Isomerisation of nido-[C2B10H12]2− dianions: unprecedented rearrangements and new structural motifs in carborane cluster chemistry†

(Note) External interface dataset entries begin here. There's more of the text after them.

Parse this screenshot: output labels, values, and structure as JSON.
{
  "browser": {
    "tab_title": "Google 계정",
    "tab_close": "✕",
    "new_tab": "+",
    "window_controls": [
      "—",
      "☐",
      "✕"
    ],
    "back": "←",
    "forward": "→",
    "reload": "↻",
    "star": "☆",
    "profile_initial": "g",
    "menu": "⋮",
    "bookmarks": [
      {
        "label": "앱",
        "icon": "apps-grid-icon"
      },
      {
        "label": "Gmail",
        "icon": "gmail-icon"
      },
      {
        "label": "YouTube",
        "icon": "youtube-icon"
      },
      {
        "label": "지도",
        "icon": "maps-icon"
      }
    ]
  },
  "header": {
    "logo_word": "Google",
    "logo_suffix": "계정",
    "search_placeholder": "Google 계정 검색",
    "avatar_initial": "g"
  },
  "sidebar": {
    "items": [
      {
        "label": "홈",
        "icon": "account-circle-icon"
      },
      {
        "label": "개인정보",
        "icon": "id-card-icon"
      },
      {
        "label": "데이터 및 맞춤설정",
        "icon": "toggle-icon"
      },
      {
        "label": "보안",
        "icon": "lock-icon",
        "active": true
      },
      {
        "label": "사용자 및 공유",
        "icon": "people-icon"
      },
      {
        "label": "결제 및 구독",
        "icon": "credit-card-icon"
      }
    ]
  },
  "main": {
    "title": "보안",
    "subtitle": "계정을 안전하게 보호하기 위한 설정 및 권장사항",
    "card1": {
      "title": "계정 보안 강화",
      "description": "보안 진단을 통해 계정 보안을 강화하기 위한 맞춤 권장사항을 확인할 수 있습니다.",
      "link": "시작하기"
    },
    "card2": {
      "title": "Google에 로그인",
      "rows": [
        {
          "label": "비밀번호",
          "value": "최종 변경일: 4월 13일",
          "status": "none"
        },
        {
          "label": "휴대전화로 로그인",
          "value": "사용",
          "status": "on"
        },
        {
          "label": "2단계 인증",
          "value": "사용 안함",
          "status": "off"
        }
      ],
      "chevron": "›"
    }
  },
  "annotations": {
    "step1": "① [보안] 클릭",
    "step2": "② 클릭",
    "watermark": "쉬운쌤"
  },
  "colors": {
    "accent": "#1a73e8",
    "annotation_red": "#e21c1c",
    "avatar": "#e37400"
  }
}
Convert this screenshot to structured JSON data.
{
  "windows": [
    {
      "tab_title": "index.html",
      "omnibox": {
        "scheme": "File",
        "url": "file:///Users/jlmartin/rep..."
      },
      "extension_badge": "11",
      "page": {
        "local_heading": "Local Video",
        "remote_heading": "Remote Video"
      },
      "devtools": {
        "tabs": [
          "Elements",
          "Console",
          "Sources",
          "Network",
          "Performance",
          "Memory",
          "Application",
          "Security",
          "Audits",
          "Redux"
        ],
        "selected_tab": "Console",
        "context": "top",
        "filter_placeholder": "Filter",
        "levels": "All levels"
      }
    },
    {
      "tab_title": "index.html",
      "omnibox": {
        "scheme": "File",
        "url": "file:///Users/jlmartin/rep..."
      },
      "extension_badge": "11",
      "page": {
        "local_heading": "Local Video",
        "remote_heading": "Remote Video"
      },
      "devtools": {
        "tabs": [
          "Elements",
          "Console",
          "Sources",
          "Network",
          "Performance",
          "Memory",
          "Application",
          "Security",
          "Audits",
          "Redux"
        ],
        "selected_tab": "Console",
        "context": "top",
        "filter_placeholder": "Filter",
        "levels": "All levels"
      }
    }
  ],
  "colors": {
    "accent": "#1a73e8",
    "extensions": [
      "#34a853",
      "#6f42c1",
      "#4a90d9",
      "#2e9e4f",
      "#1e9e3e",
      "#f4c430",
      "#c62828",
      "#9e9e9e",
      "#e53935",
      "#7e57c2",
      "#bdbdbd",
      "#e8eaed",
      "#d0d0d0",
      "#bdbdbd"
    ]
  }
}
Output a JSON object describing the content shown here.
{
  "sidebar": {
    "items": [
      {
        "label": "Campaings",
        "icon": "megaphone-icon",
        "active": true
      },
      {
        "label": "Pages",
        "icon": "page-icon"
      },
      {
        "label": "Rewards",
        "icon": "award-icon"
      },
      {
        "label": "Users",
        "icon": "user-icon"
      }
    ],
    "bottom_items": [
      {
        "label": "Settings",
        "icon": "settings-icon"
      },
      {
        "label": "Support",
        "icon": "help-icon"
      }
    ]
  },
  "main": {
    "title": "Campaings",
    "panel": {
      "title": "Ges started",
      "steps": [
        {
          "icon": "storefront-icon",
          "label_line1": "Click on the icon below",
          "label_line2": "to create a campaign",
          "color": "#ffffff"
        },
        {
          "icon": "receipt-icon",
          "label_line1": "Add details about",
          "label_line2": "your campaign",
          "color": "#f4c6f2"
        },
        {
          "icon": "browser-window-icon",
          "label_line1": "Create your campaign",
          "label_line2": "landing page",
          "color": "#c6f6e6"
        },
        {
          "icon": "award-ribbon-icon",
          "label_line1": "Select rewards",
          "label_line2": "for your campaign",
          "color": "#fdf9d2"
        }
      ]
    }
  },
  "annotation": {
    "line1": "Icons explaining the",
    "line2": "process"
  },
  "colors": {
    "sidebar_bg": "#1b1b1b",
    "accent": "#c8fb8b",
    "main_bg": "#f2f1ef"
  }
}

Dianionic nido-[C2B10]2− species are key intermediates in the polyhedral expansion from 12- to 13-vertex carboranes and metallacarboranes, and the isomer adopted by these nido intermediates dictates the isomeric form of the 13-vertex product. Upon reduction and metallation of para-carborane up to five MC2B10 metallacarboranes can be produced (Angew. Chem., Int. Ed., 2007, 46, 6706), the structures of which imply the intermediacy of 1,7-, 3,7-, 4,7-, 7,9- and 7,10-isomers of the nido-[C2B10]2− species. In this paper we use density functional theory (DFT) calculations to characterise the reduction of closo-C2B10H12 carboranes and the subsequent isomerisations of the nido-[C2B10H12]2− dianions. Upon reduction para-carborane initially opens to [1,7-nido-C2B10H12]2− (abbreviated to 1,7) and [4,7-nido-C2B10H12]2− (4,7) and isomerisation pathways connecting 1,7 to 7,9, 4,7 to 7,10 and 1,7 to 3,7 have been characterised. For ortho- and meta-carborane the experimental reduction produces 7,9 in both cases and computed pathways for both processes are also defined; with ortho-carborane rearrangement occurs via7,8, whereas with meta-carborane 7,9 is formed directly. The 7,9 isomer is the global minimum nido-structure. The characterisation of these isomerisation processes uncovers intermediates that adopt new structural motifs that we term basket and inverted nido. Basket intermediates feature a two-vertex basket handle bridging the remaining 10 vertices; inverted nido intermediates are related to known nido species, in that they have 5- and 6-membered belts, but where the latter, rather than the former, is capped, leaving a 5-membered open face. These new intermediates exhibit similar stability to the nido species, which is attributed to their relation to the 13-vertex docosahedron through the removal of 5-connected vertices. Isomerisation pathways starting from nido geometries are most often initiated by destabilisation of the cluster through a DSD process causing the 3-connected C7 vertex to move into a 4-connected site and a neighbouring B vertex to become 3-connected. The ensuing rearrangement of the cluster involves processes such as the pivoting of a 4-vertex diamond about its long diagonal, the pivoting of two 3-vertex triangles about a shared vertex and DSD processes. These processes are all ultimately driven by the preference for carbon to occupy low-connected vertices on the open 6-membered face of the resulting nido species.